Where is the Space? Part 3: Parallel vs Diagonal

Updated: Aug 11, 2019

Part 3: Parallel vs Diagonal: Enhancing Connection Capabilities

Note: Before you read this article, if you have not already done so, please read our articles regarding “The Parallel” and “The Diagonal” and watch the corresponding videos (Part 1 and Part 2 of “Where is the Space?”).


As you have (hopefully) watched in our videos and read in our articles, The Parallel and The Diagonal can provide options for connections often not expected by the defenders.

They are the most known movements of Futsal, and each of these connections on their own can be an important tool on the soccer field.

However, when you put both of them together, you will be working on much more than just “their sum.” Together, they will provide players with important ways to read and create spaces, not just vertically, but also laterally (or horizontally, if you prefer).


As discussed in our previous articles, when played with organized defensive strategies, the environment of Futsal itself “forces” players to look for solutions beyond balls behind the defenders.

Sideways movements and countermovements are important tools to unbalance the other team’s defenses.

The Diagonal Ball focuses on the ball being played in front of or behind the defender defending the pass.
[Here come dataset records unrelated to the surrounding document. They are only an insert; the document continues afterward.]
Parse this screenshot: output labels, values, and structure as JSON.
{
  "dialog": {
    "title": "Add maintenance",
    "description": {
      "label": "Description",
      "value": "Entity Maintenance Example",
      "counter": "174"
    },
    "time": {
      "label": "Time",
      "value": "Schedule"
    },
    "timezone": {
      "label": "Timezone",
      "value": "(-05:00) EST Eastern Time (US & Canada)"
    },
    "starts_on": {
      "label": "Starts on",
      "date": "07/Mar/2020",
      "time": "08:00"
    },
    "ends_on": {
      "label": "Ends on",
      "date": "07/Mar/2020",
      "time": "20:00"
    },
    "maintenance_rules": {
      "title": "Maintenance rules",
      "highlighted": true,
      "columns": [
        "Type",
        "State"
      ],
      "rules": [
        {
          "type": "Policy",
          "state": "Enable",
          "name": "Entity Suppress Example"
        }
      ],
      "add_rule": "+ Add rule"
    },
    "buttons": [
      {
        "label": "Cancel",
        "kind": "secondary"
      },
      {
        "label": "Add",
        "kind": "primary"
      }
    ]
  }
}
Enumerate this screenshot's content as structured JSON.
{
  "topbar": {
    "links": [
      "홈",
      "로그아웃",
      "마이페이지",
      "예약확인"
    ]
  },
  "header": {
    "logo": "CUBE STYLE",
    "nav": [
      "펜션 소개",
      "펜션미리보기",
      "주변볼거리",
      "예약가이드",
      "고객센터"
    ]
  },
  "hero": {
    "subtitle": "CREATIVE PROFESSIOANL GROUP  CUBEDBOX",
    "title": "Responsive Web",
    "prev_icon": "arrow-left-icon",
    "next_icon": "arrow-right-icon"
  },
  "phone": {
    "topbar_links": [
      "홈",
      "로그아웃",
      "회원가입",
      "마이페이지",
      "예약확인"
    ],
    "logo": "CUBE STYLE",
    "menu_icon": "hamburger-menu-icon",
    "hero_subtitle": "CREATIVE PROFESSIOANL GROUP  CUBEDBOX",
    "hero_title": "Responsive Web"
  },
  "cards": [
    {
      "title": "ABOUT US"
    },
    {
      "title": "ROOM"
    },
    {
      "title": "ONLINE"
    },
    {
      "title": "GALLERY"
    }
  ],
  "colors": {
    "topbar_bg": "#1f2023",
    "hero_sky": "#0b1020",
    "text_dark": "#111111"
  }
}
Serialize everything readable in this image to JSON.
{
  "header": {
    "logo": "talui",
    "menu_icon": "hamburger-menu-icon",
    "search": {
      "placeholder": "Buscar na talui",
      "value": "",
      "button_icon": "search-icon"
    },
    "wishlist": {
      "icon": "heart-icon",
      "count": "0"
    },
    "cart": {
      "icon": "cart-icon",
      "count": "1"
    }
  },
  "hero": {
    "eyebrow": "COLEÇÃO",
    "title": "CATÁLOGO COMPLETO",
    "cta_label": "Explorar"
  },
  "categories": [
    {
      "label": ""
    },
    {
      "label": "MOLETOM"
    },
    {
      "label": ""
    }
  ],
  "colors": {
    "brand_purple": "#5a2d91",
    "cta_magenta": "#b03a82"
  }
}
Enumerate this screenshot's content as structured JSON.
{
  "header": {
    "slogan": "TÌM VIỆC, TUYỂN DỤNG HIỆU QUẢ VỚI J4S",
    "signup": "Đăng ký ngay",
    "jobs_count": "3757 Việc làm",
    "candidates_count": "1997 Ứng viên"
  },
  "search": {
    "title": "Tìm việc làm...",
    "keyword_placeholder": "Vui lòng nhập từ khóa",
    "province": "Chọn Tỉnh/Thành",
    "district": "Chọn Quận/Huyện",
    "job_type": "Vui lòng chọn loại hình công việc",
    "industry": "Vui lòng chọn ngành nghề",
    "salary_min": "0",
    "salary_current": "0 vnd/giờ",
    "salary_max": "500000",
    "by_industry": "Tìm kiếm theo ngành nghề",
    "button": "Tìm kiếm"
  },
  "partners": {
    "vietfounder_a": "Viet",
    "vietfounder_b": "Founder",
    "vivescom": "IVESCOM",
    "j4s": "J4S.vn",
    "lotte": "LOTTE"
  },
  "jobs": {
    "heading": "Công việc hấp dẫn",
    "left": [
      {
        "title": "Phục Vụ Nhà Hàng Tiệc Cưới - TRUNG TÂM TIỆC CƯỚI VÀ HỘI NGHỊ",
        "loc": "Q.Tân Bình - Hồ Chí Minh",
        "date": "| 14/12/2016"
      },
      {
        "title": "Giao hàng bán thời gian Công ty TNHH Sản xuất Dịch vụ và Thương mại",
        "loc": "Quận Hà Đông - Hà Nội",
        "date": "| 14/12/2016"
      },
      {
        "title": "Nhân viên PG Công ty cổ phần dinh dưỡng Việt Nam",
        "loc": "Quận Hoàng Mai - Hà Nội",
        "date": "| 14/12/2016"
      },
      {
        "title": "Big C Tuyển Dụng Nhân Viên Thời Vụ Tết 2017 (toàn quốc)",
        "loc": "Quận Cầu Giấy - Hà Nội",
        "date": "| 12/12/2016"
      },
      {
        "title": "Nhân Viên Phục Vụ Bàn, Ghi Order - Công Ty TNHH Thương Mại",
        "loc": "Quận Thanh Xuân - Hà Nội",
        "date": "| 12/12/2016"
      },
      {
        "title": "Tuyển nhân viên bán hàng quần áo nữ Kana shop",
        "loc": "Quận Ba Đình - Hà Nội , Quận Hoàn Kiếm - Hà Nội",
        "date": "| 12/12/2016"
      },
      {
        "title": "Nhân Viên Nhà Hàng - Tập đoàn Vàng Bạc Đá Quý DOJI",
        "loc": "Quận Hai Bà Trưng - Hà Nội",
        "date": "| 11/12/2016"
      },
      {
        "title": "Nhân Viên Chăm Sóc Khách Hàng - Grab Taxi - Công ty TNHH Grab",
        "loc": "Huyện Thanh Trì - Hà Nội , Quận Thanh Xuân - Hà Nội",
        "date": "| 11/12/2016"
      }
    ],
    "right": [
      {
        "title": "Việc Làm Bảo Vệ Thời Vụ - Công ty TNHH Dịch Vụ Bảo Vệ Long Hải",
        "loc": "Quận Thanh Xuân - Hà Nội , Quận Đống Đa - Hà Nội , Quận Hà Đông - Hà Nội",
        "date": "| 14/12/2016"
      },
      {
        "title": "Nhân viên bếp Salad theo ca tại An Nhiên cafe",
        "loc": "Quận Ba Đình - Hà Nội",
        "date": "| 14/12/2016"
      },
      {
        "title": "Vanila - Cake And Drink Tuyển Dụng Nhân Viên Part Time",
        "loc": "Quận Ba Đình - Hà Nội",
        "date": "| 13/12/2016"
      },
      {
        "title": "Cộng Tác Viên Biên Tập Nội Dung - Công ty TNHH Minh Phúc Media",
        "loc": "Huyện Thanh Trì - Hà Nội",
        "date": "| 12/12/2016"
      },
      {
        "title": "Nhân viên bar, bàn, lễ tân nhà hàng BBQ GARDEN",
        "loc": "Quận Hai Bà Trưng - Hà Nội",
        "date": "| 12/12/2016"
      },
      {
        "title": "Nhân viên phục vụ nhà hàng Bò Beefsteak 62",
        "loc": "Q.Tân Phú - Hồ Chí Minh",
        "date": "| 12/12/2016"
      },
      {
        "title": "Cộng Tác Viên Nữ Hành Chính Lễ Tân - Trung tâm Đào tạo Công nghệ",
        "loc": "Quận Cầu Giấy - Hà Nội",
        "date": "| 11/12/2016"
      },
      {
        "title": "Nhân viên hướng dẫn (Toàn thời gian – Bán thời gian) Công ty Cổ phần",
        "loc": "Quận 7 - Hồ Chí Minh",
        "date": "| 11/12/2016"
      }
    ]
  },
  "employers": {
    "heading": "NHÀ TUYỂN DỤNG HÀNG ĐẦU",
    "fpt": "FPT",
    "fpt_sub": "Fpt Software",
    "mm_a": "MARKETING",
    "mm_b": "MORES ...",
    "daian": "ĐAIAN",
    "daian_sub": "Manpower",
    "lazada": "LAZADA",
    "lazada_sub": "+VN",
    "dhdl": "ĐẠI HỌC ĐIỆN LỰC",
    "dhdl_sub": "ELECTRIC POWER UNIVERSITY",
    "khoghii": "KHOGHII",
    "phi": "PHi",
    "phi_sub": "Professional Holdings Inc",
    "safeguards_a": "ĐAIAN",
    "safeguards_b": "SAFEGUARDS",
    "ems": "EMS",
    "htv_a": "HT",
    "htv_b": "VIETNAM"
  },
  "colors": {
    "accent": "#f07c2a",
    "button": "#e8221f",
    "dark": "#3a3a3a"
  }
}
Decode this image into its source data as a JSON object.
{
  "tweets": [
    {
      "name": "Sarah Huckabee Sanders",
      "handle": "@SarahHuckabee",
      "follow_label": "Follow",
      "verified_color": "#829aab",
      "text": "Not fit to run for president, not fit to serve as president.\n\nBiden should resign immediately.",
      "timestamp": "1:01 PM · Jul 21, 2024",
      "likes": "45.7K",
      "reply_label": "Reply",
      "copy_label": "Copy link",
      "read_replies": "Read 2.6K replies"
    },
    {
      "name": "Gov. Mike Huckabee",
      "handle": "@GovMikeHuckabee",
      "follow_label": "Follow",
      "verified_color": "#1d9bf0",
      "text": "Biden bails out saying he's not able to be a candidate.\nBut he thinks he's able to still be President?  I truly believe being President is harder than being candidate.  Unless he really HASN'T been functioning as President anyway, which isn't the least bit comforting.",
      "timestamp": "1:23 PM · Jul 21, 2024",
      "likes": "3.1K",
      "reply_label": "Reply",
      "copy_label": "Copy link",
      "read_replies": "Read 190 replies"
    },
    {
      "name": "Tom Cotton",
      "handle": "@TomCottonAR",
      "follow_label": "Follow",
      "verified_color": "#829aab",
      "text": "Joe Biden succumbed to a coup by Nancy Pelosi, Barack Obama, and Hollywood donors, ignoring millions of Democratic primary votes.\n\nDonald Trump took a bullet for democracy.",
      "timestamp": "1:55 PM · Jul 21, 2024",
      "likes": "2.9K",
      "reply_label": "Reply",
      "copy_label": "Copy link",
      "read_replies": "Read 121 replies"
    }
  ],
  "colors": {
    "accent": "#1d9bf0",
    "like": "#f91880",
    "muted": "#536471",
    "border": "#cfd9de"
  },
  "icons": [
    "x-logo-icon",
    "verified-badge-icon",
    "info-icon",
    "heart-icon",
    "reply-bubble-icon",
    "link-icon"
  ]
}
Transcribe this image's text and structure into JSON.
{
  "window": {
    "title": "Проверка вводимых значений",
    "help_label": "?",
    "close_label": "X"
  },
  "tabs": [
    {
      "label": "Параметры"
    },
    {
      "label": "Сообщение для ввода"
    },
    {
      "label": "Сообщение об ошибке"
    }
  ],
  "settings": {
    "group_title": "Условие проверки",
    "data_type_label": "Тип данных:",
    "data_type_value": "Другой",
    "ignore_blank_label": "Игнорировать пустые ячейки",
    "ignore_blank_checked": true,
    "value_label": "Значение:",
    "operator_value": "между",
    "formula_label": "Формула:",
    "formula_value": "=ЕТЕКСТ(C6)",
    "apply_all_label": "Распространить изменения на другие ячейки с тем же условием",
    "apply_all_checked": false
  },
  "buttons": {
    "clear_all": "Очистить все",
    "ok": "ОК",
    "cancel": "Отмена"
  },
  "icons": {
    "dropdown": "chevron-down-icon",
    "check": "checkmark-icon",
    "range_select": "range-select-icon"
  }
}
The Parallel Ball focuses on the ball being played inside or outside of the defender pressuring the player with the ball.

Let’s take a look at a few passing options, including use of the Parallel and the Diagonal, in a 2v2 scenario:

Figure 1: Passes according to the defenders’ positions (from the book “Soccer Powered by Futsal”)

01: Parallel Pass: outside of the defender pressuring the ball

02: Through Ball or 1-2: behind the defenders

03: Diagonal Ball: a penetrating pass generally made in front of a defender

04: Feet: a pass to maintain possession

For the players passing the ball, it is very important to be intentional on the pass, deciding which one of the options is available. Unfortunately, often we see attempts that are “something in between” these options, and the connection fails.

For the player receiving the pass, it is equally important to realize where space is and move accordingly. Sometimes, it means a change in the of direction of the run.

Let’s look at a few examples that combine The Parallel and The Diagonal:


Figure 2: Player (02) starts moving to the right, but makes a quick change of direction in order to receive the parallel ball.

Figure 3: Player (02) starts a run diagonally to the left (possibly for a parallel ball) and changes direction in order to receive a diagonal ball.

Figure 4: Player (01) realizes that Player (A) moved to try to block a pass to Player (02) and makes a counter movement in order to beat Player (A) and advance with the ball.

Figure 5: This diagram is basically the opposite of Figure 4 in terms of sides.